Marvel's cast of characters, by contrast, has gotten so big that you almost don't notice the new faces at the party. Civil War introduces Chadwick Boseman's Black Panther and Tom Holland's Spider-Man, both slated to be the stars of their own movies in the near future, to the extent that Cap almost becomes a supporting player in his own movie: If it had been called Avengers 3, no one would have blinked an eye. That's the MCU's blessing and its curse. It's now so big — Civil War is its 13th movie, with another nine planned in the next four years — that it's created its own rules. Critics call Civil War "the best Marvel movie yet" without addressing whether that means it's actually, you know, good.
DC's movies have longer shadows to outrun: Richard Donner's Superman, both Nolan's Batman and Tim Burton's. But they're also too closely tied to Snyder's own style, which isn't something other directors can, or should, ape. His over-the-top grandiosity has a crude poetry to it, but it's a welcome sign that David Ayer's forthcoming Suicide Squad has gone back for multiple rounds of reshoots, reportedly to add more humor in contravention of DC's unwritten "no jokes" policy. The Marvel movies are lighter, both tonally and visually: The difference between BvS and Civil War is literally night and day. But they're also more self-aware, cracking in-jokes about how Peter Parker's Aunt May has been changed from a wizened old woman to a sexy Marisa Tomei.

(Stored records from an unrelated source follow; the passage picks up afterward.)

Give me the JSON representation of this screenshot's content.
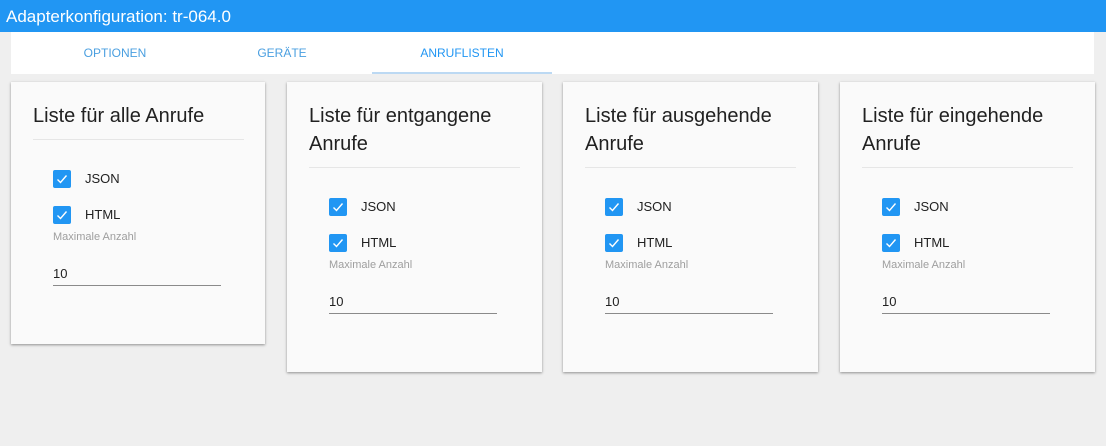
{
  "window": {
    "title": "Adapterkonfiguration: tr-064.0"
  },
  "tabs": [
    {
      "label": "OPTIONEN"
    },
    {
      "label": "GERÄTE"
    },
    {
      "label": "ANRUFLISTEN"
    }
  ],
  "active_tab": "ANRUFLISTEN",
  "accent_color": "#2196f3",
  "cards": [
    {
      "title": "Liste für alle Anrufe",
      "json_label": "JSON",
      "json_checked": true,
      "html_label": "HTML",
      "html_checked": true,
      "max_label": "Maximale Anzahl",
      "max_value": "10"
    },
    {
      "title": "Liste für entgangene Anrufe",
      "json_label": "JSON",
      "json_checked": true,
      "html_label": "HTML",
      "html_checked": true,
      "max_label": "Maximale Anzahl",
      "max_value": "10"
    },
    {
      "title": "Liste für ausgehende Anrufe",
      "json_label": "JSON",
      "json_checked": true,
      "html_label": "HTML",
      "html_checked": true,
      "max_label": "Maximale Anzahl",
      "max_value": "10"
    },
    {
      "title": "Liste für eingehende Anrufe",
      "json_label": "JSON",
      "json_checked": true,
      "html_label": "HTML",
      "html_checked": true,
      "max_label": "Maximale Anzahl",
      "max_value": "10"
    }
  ]
}
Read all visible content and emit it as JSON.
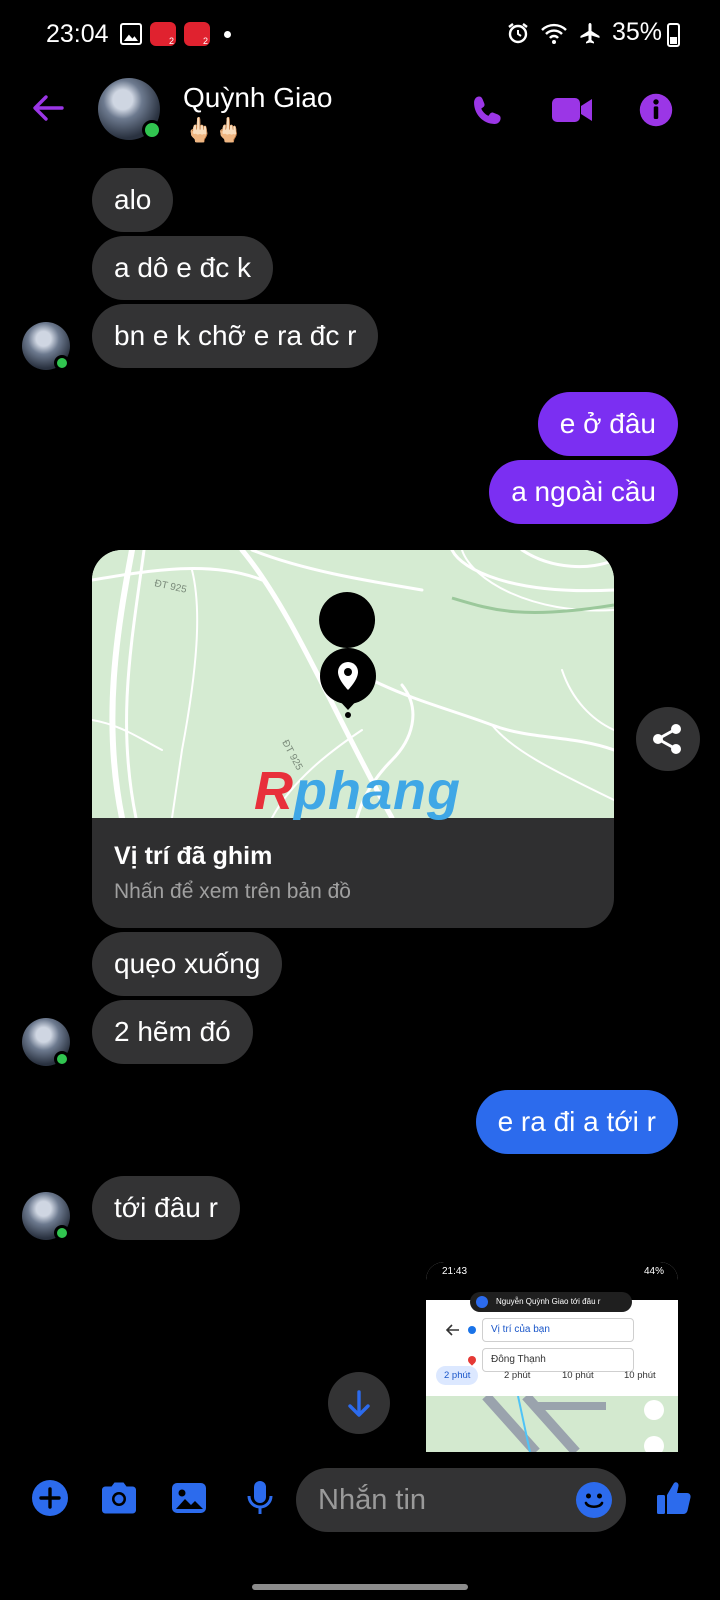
{
  "status_bar": {
    "time": "23:04",
    "battery": "35%",
    "icons": [
      "image-icon",
      "app-notification-icon",
      "app-notification-icon",
      "alarm-icon",
      "wifi-icon",
      "airplane-icon",
      "battery-icon"
    ]
  },
  "header": {
    "contact_name": "Quỳnh Giao",
    "contact_subtitle": "🖕🏻🖕🏻",
    "accent_color": "#9b36e6"
  },
  "messages": [
    {
      "side": "in",
      "text": "alo"
    },
    {
      "side": "in",
      "text": "a dô e đc k"
    },
    {
      "side": "in",
      "text": "bn e k chỡ e ra đc r"
    },
    {
      "side": "out",
      "text": "e ở đâu"
    },
    {
      "side": "out",
      "text": "a ngoài cầu"
    },
    {
      "side": "in",
      "text": "quẹo xuống"
    },
    {
      "side": "in",
      "text": "2 hẽm đó"
    },
    {
      "side": "out",
      "text": "e ra đi a tới r"
    },
    {
      "side": "in",
      "text": "tới đâu r"
    }
  ],
  "location_card": {
    "title": "Vị trí đã ghim",
    "subtitle": "Nhấn để xem trên bản đồ",
    "road_labels": [
      "ĐT 925",
      "ĐT 925"
    ],
    "watermark": {
      "r": "R",
      "rest": "phang"
    }
  },
  "screenshot_thumb": {
    "time": "21:43",
    "battery": "44%",
    "banner": "Nguyễn Quỳnh Giao tới đâu r",
    "from_field": "Vị trí của bạn",
    "to_field": "Đông Thạnh",
    "modes": [
      "2 phút",
      "2 phút",
      "10 phút",
      "10 phút"
    ]
  },
  "composer": {
    "placeholder": "Nhắn tin"
  },
  "colors": {
    "outgoing_purple": "#7b2ff2",
    "outgoing_blue": "#2c6bed",
    "incoming": "#333334",
    "online": "#31c550"
  }
}
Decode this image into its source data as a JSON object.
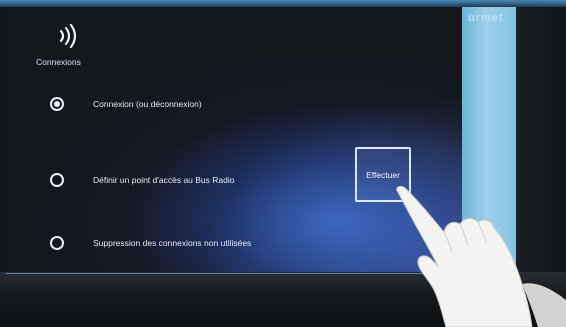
{
  "brand": "urmet",
  "header": {
    "icon": "wireless-signal-icon",
    "title": "Connexions"
  },
  "options": [
    {
      "label": "Connexion (ou déconnexion)",
      "selected": true
    },
    {
      "label": "Définir un point d'accès au Bus Radio",
      "selected": false
    },
    {
      "label": "Suppression des connexions non utilisées",
      "selected": false
    }
  ],
  "action_button": {
    "label": "Effectuer"
  },
  "colors": {
    "screen_glow": "#3c6ed2",
    "side_panel": "#8fc9e6",
    "text": "#e3ebf5"
  }
}
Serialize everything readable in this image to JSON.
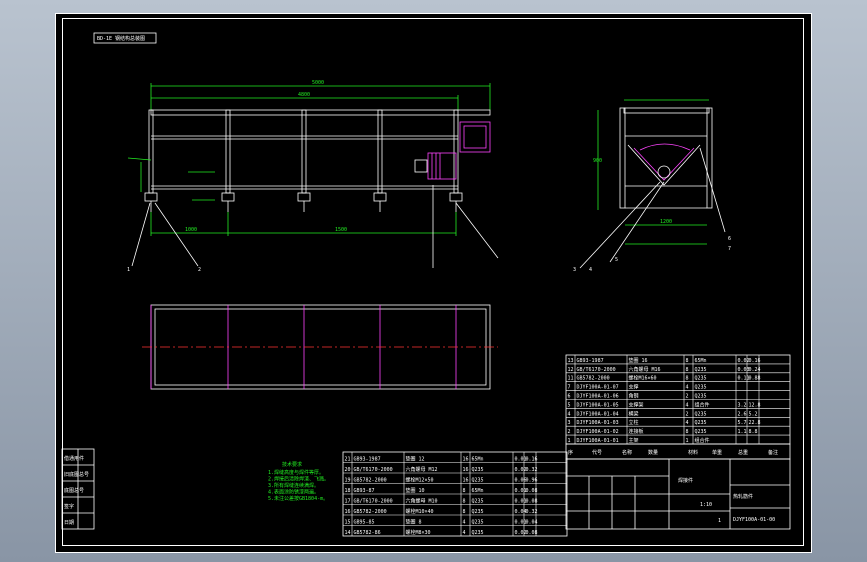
{
  "drawing": {
    "view_label": "BD-1E 钢结构总装图",
    "title_block": {
      "part_name": "焊接件",
      "drawing_name": "热轧筋件",
      "drawing_no": "DJYF100A-01-00",
      "scale": "1:10",
      "sheet": "1"
    },
    "bom_header": [
      "序",
      "代号",
      "名称",
      "数量",
      "材料",
      "单重",
      "总重",
      "备注"
    ],
    "bom_upper": [
      [
        "13",
        "GB93-1987",
        "垫圈 16",
        "8",
        "65Mn",
        "0.02",
        "0.16"
      ],
      [
        "12",
        "GB/T6170-2000",
        "六角螺母 M16",
        "8",
        "Q235",
        "0.03",
        "0.24"
      ],
      [
        "11",
        "GB5782-2000",
        "螺栓M16×60",
        "8",
        "Q235",
        "0.11",
        "0.88"
      ],
      [
        "7",
        "DJYF100A-01-07",
        "支撑",
        "4",
        "Q235",
        "",
        ""
      ],
      [
        "6",
        "DJYF100A-01-06",
        "角钢",
        "2",
        "Q235",
        "",
        ""
      ],
      [
        "5",
        "DJYF100A-01-05",
        "支撑架",
        "4",
        "组合件",
        "3.2",
        "12.8"
      ],
      [
        "4",
        "DJYF100A-01-04",
        "横梁",
        "2",
        "Q235",
        "2.6",
        "5.2"
      ],
      [
        "3",
        "DJYF100A-01-03",
        "立柱",
        "4",
        "Q235",
        "5.7",
        "22.8"
      ],
      [
        "2",
        "DJYF100A-01-02",
        "连接板",
        "8",
        "Q235",
        "1.1",
        "8.8"
      ],
      [
        "1",
        "DJYF100A-01-01",
        "主架",
        "1",
        "组合件",
        "",
        ""
      ]
    ],
    "bom_lower": [
      [
        "21",
        "GB93-1987",
        "垫圈 12",
        "16",
        "65Mn",
        "0.01",
        "0.16"
      ],
      [
        "20",
        "GB/T6170-2000",
        "六角螺母 M12",
        "16",
        "Q235",
        "0.02",
        "0.32"
      ],
      [
        "19",
        "GB5782-2000",
        "螺栓M12×50",
        "16",
        "Q235",
        "0.06",
        "0.96"
      ],
      [
        "18",
        "GB93-87",
        "垫圈 10",
        "8",
        "65Mn",
        "0.01",
        "0.08"
      ],
      [
        "17",
        "GB/T6170-2000",
        "六角螺母 M10",
        "8",
        "Q235",
        "0.01",
        "0.08"
      ],
      [
        "16",
        "GB5782-2000",
        "螺栓M10×40",
        "8",
        "Q235",
        "0.04",
        "0.32"
      ],
      [
        "15",
        "GB95-85",
        "垫圈 8",
        "4",
        "Q235",
        "0.01",
        "0.04"
      ],
      [
        "14",
        "GB5782-86",
        "螺栓M8×30",
        "4",
        "Q235",
        "0.02",
        "0.08"
      ]
    ],
    "notes_title": "技术要求",
    "notes": [
      "1.焊缝高度与焊件等厚。",
      "2.焊接后清除焊渣、飞溅。",
      "3.所有焊缝连续满焊。",
      "4.表面涂防锈漆两遍。",
      "5.未注公差按GB1804-m。"
    ],
    "left_strip": [
      "借通用件",
      "旧底图总号",
      "底图总号",
      "签字",
      "日期"
    ],
    "dims": {
      "overall_length": "5000",
      "inner_length": "4800",
      "bay_1": "1000",
      "bay_2": "1500",
      "side_width": "1200",
      "side_height": "900"
    },
    "callouts": [
      "1",
      "2",
      "3",
      "4",
      "5",
      "6",
      "7"
    ],
    "colors": {
      "sheet": "#000000",
      "outline": "#ffffff",
      "dimension": "#22ee22",
      "motor": "#ff44ff",
      "centerline": "#ff3333"
    }
  }
}
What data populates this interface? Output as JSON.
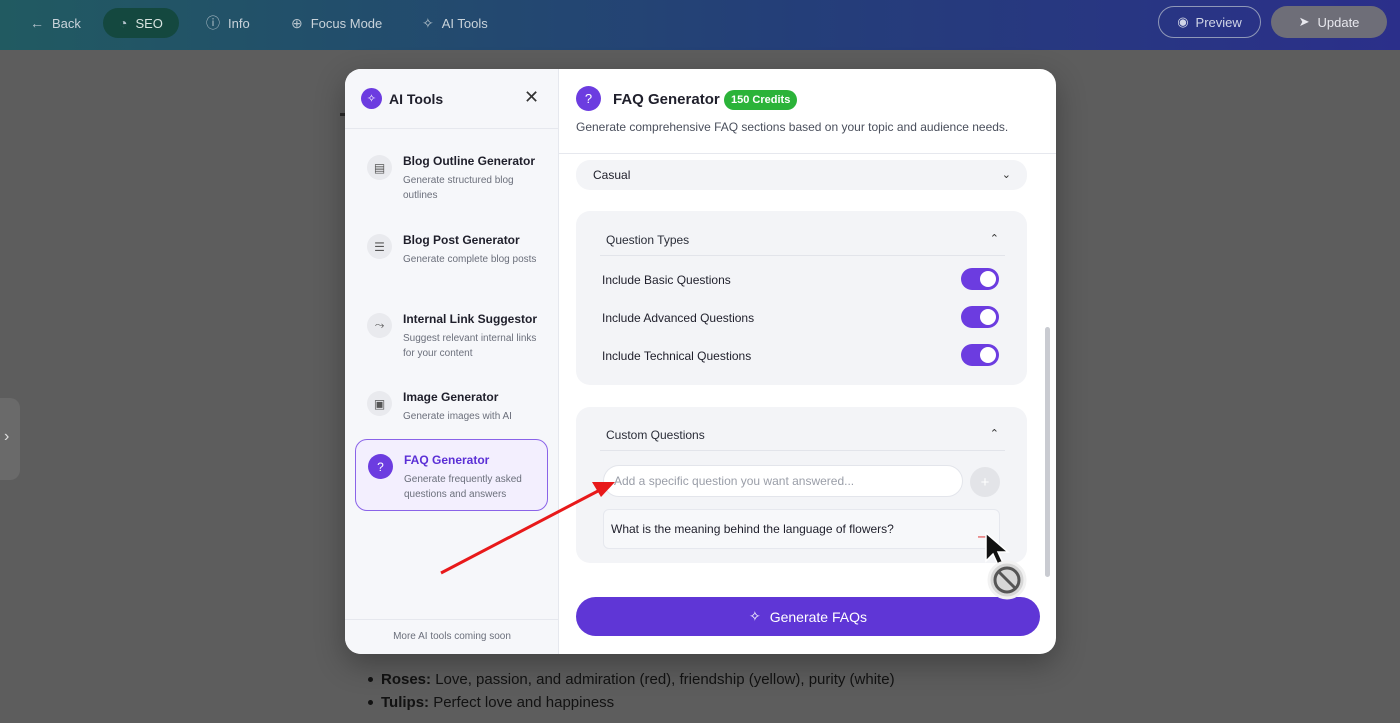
{
  "topbar": {
    "back": "Back",
    "seo": "SEO",
    "info": "Info",
    "focus_mode": "Focus Mode",
    "ai_tools": "AI Tools",
    "preview": "Preview",
    "update": "Update"
  },
  "background": {
    "list": [
      {
        "bold": "Roses:",
        "text": " Love, passion, and admiration (red), friendship (yellow), purity (white)"
      },
      {
        "bold": "Tulips:",
        "text": " Perfect love and happiness"
      }
    ]
  },
  "modal": {
    "sidebar": {
      "title": "AI Tools",
      "tools": [
        {
          "name": "Blog Outline Generator",
          "desc": "Generate structured blog outlines",
          "icon": "document-icon",
          "glyph": "▤"
        },
        {
          "name": "Blog Post Generator",
          "desc": "Generate complete blog posts",
          "icon": "article-icon",
          "glyph": "☰"
        },
        {
          "name": "Internal Link Suggestor",
          "desc": "Suggest relevant internal links for your content",
          "icon": "link-route-icon",
          "glyph": "⤳"
        },
        {
          "name": "Image Generator",
          "desc": "Generate images with AI",
          "icon": "image-sparkle-icon",
          "glyph": "▣"
        },
        {
          "name": "FAQ Generator",
          "desc": "Generate frequently asked questions and answers",
          "icon": "question-icon",
          "glyph": "?"
        }
      ],
      "footer": "More AI tools coming soon"
    },
    "main": {
      "title": "FAQ Generator",
      "credits": "150 Credits",
      "subtitle": "Generate comprehensive FAQ sections based on your topic and audience needs.",
      "tone_value": "Casual",
      "question_types": {
        "title": "Question Types",
        "options": [
          {
            "label": "Include Basic Questions",
            "on": true
          },
          {
            "label": "Include Advanced Questions",
            "on": true
          },
          {
            "label": "Include Technical Questions",
            "on": true
          }
        ]
      },
      "custom_questions": {
        "title": "Custom Questions",
        "placeholder": "Add a specific question you want answered...",
        "items": [
          "What is the meaning behind the language of flowers?"
        ],
        "remove_glyph": "—"
      },
      "generate_button": "Generate FAQs"
    }
  },
  "colors": {
    "accent": "#5f36d6",
    "credits_badge": "#2bb339",
    "annotation_arrow": "#e8191a"
  }
}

It's impossible to imagine the DC equivalent of, say, Guardians of the Galaxy, although the company's TV outposts, especially The Flash, artfully balance heightened emotions and goofy fun. Snyder's big-screen universe is a grimmer one, and that's not necessarily bad — but it's definitely more monotonous, and feels like it's painted itself into a corner after only a couple of films. What makes the MCU work is that every principle character has not only their own personality but their own style, distinctive enough to make their standalone movies feel self-contained (or at least semi-contained), but not so disparate that they can't play in the same sandbox. It isn't just size that makes a universe: It's variety, and DC needs to find some more crayons in the box if they want to keep coloring.You need a scorecard to keep up with the superheroes in 'Captain America: Civil War.’ Watch here for your who’s-who-in-the-MCU guide.